Assignment: What is needed is each line of the data below that holds the string "info".

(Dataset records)

»»

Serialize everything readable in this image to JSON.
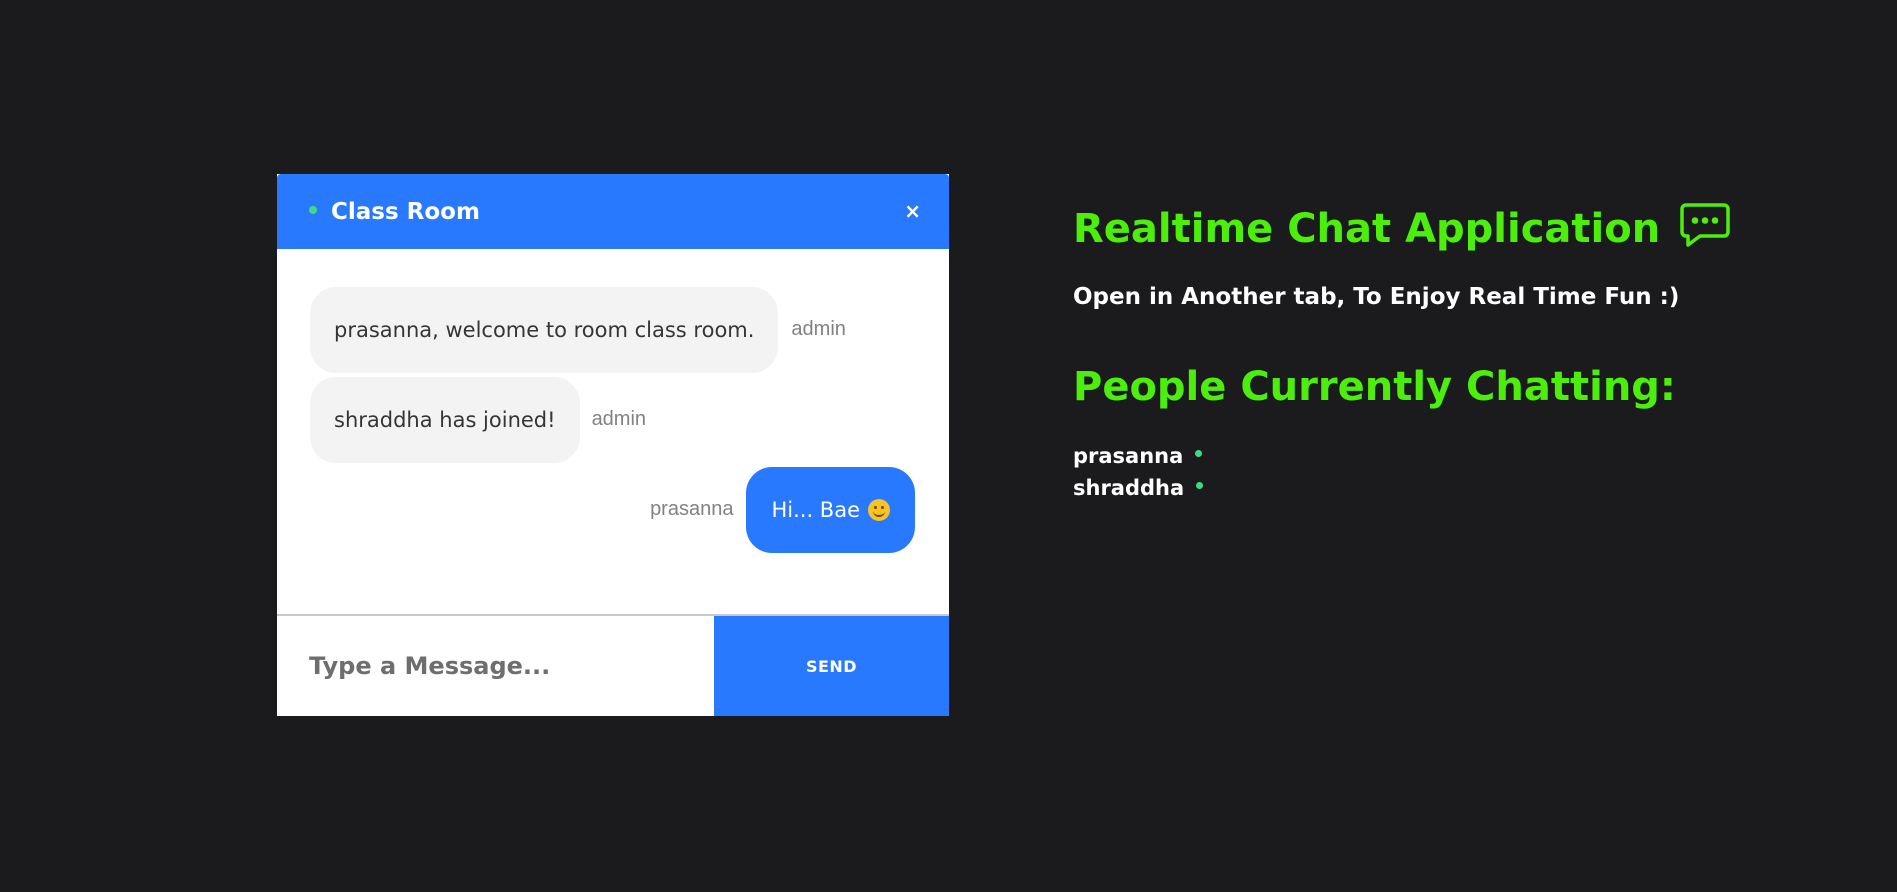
{
  "chat": {
    "room_name": "Class Room",
    "close_label": "×",
    "messages": [
      {
        "text": "prasanna, welcome to room class room.",
        "sender": "admin"
      },
      {
        "text": "shraddha has joined!",
        "sender": "admin"
      },
      {
        "text": "Hi... Bae",
        "sender": "prasanna",
        "emoji": "slightly-smiling-face-icon"
      }
    ],
    "input": {
      "placeholder": "Type a Message...",
      "value": ""
    },
    "send_label": "SEND"
  },
  "info": {
    "title": "Realtime Chat Application",
    "title_icon": "chat-bubble-dots-icon",
    "tagline": "Open in Another tab, To Enjoy Real Time Fun :)",
    "people_title": "People Currently Chatting:",
    "people": [
      "prasanna",
      "shraddha"
    ]
  },
  "colors": {
    "background": "#1b1b1d",
    "accent_blue": "#2979ff",
    "heading_green": "#4cef0c",
    "online_green": "#3ddc84",
    "bubble_gray": "#f3f3f3"
  }
}
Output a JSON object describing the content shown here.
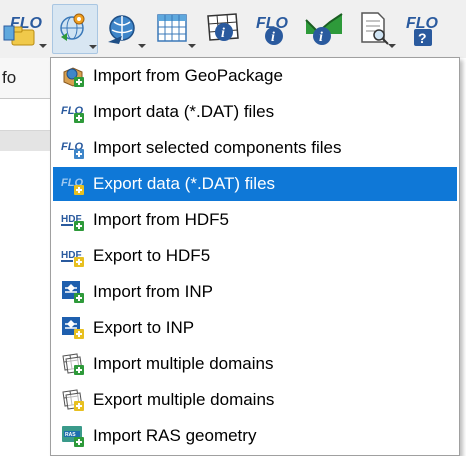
{
  "background_panel": {
    "header_label": "fo"
  },
  "toolbar": {
    "buttons": [
      {
        "name": "flo-open-button",
        "icon": "flo-folder-icon"
      },
      {
        "name": "import-export-button",
        "icon": "globe-gear-icon",
        "active": true
      },
      {
        "name": "globe-tool-button",
        "icon": "globe-arrow-icon"
      },
      {
        "name": "grid-table-button",
        "icon": "grid-table-icon"
      },
      {
        "name": "mesh-info-button",
        "icon": "mesh-info-icon"
      },
      {
        "name": "flo-info-button",
        "icon": "flo-info-icon"
      },
      {
        "name": "profile-info-button",
        "icon": "profile-info-icon"
      },
      {
        "name": "report-search-button",
        "icon": "report-search-icon"
      },
      {
        "name": "flo-help-button",
        "icon": "flo-help-icon"
      }
    ]
  },
  "menu": {
    "items": [
      {
        "label": "Import from GeoPackage",
        "icon": "geopackage-import-icon",
        "selected": false
      },
      {
        "label": "Import data (*.DAT) files",
        "icon": "flo-import-icon",
        "selected": false
      },
      {
        "label": "Import selected components files",
        "icon": "flo-import-components-icon",
        "selected": false
      },
      {
        "label": "Export data (*.DAT) files",
        "icon": "flo-export-icon",
        "selected": true
      },
      {
        "label": "Import from HDF5",
        "icon": "hdf5-import-icon",
        "selected": false
      },
      {
        "label": "Export to HDF5",
        "icon": "hdf5-export-icon",
        "selected": false
      },
      {
        "label": "Import from INP",
        "icon": "inp-import-icon",
        "selected": false
      },
      {
        "label": "Export to INP",
        "icon": "inp-export-icon",
        "selected": false
      },
      {
        "label": "Import multiple domains",
        "icon": "multi-domain-import-icon",
        "selected": false
      },
      {
        "label": "Export multiple domains",
        "icon": "multi-domain-export-icon",
        "selected": false
      },
      {
        "label": "Import RAS geometry",
        "icon": "ras-import-icon",
        "selected": false
      }
    ]
  },
  "colors": {
    "selection": "#0f78d7",
    "flo_blue": "#2a5a9e",
    "import_green": "#2e9a3a",
    "export_yellow": "#e8c020"
  }
}
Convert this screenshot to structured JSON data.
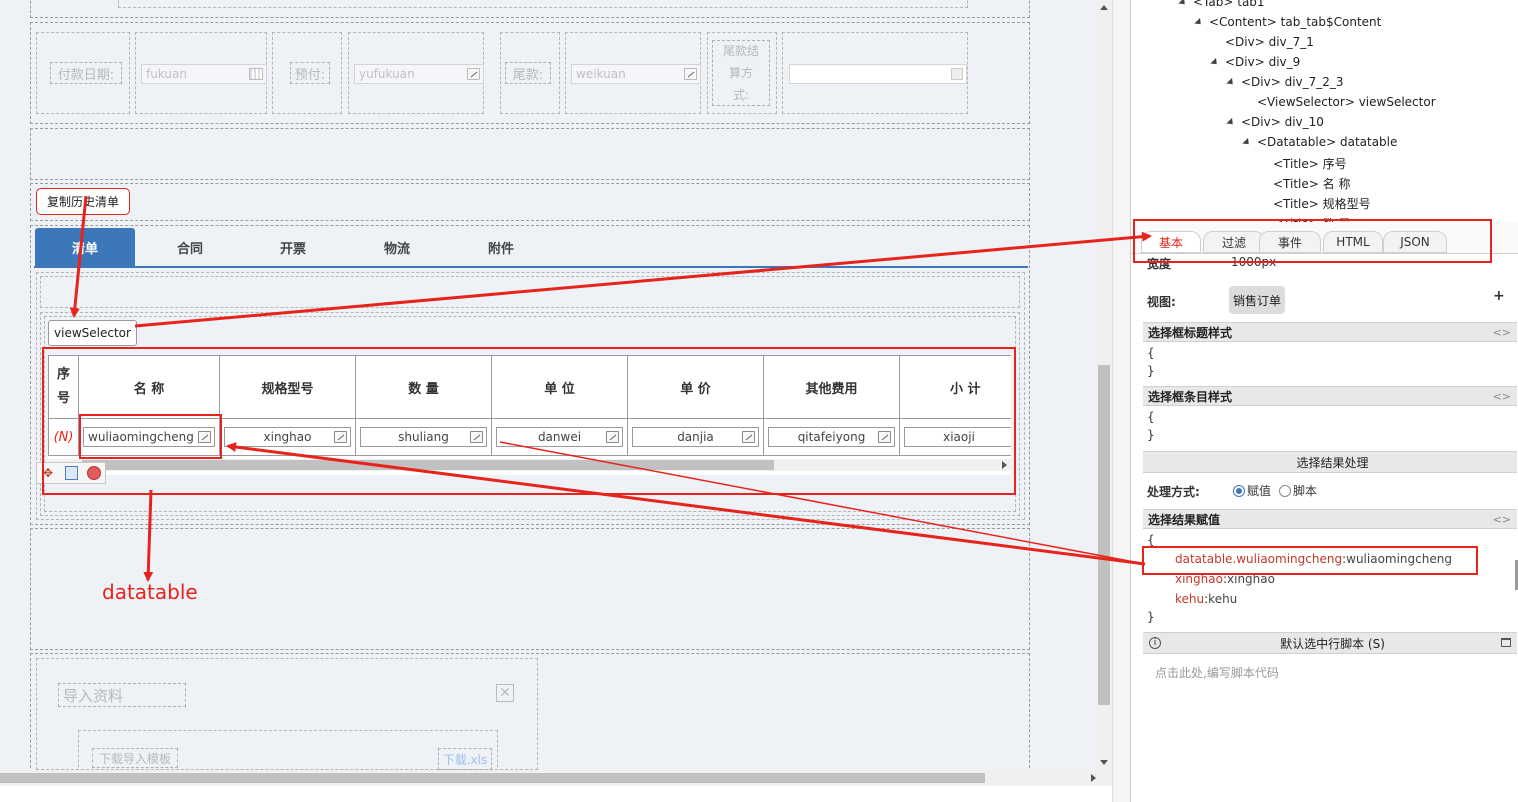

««

Response below:
  "info": {
        "name": "mesh-info-button",
        "icon": "mesh-info-icon"
        "name": "flo-info-button",
        "icon": "flo-info-icon"
        "name": "profile-info-button",
        "icon": "profile-info-icon"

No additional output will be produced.